The shinier stainless steel “Watch” collection starts at $549 (£479) and goes up to to $1099 (£949), depending on the Apple Watch bands and size configuration.
The gold Watch Edition’s price ranges from $10,000 (£8,000) to $17,000 (£13,500, AU$24,000) and are in limited supply at select Apple Stores. It does come with fancy VIP treatment and a charging stand.
These prices don’t seem to be a problem, though. Apple Watch sales in one day are estimated to have outstripped Android Wear watch sales in all of 2014.
Optional add-ons include interchangeable Apple Watch bands and AppleCare Protection Plans, starting at $49 (£49, AU$79).
More designs may arrive with Apple Watch 2 in a year or so. Many critics holding out hope it will include a round watch face and significantly cheaper price to compete with an inevitable Moto 360 2.0.
Maybe because it takes NINE hours to make this all-metal band
Apple Watch release date, price and features. Why Apple Watch costs so much?
It’s not just the notorious Apple tax pushing the price tag to $349 and well beyond, it’s the components involved. For example, the all-metal Link Bracelet has 100 components and takes an insane nine hours to cut.
Apple also recruited high-profile people throughout the watch and biometrics industries who have wound up on its Apple Watch team. That talent comes at a price.
Then there’s a hidden cost.

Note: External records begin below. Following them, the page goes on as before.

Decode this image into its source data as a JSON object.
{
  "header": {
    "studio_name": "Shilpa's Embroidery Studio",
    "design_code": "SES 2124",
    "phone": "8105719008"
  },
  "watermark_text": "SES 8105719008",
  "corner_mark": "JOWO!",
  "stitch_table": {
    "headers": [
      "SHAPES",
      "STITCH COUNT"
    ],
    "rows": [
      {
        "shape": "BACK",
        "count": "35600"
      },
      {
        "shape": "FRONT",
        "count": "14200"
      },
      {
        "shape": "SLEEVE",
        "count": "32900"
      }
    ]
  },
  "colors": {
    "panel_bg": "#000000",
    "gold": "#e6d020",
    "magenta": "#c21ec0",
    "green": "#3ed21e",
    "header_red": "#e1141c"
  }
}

While a subsidized iPhone 6 and iPhone 6 Plus are cheaper upfront in the US, stores make up the difference with contract kickbacks. Not so with a smartwatch. Stores need a cut too.
Apple Watch review: Specs
The Apple Watch’s display has a resolution of 272×340 or 312×390 depending on whether you choose the 38mm or 42mm size option. We thought the screen quality was excellent during our testing.
The Apple Watch is powered by an Apple S1 processor, and we have found that it can be a little slow on occasions, particularly while using third-party apps.
The Good The Apple Watch is a beautifully constructed, compact smartwatch. It’s feature-packed, with solid fitness software, hundreds of apps, and the ability to send and receive calls via an iPhone.
The Bad Battery barely lasts a day and recharge time is slow; most models and configurations cost more than they should; requires an iPhone 5 or later to work; interface can be confusing; sometimes slow to communicate with a paired iPhone.
The Bottom Line The Apple Watch is the most ambitious, well-constructed smartwatch ever seen, but first-gen shortfalls make it feel more like a fashionable toy than a necessary tool.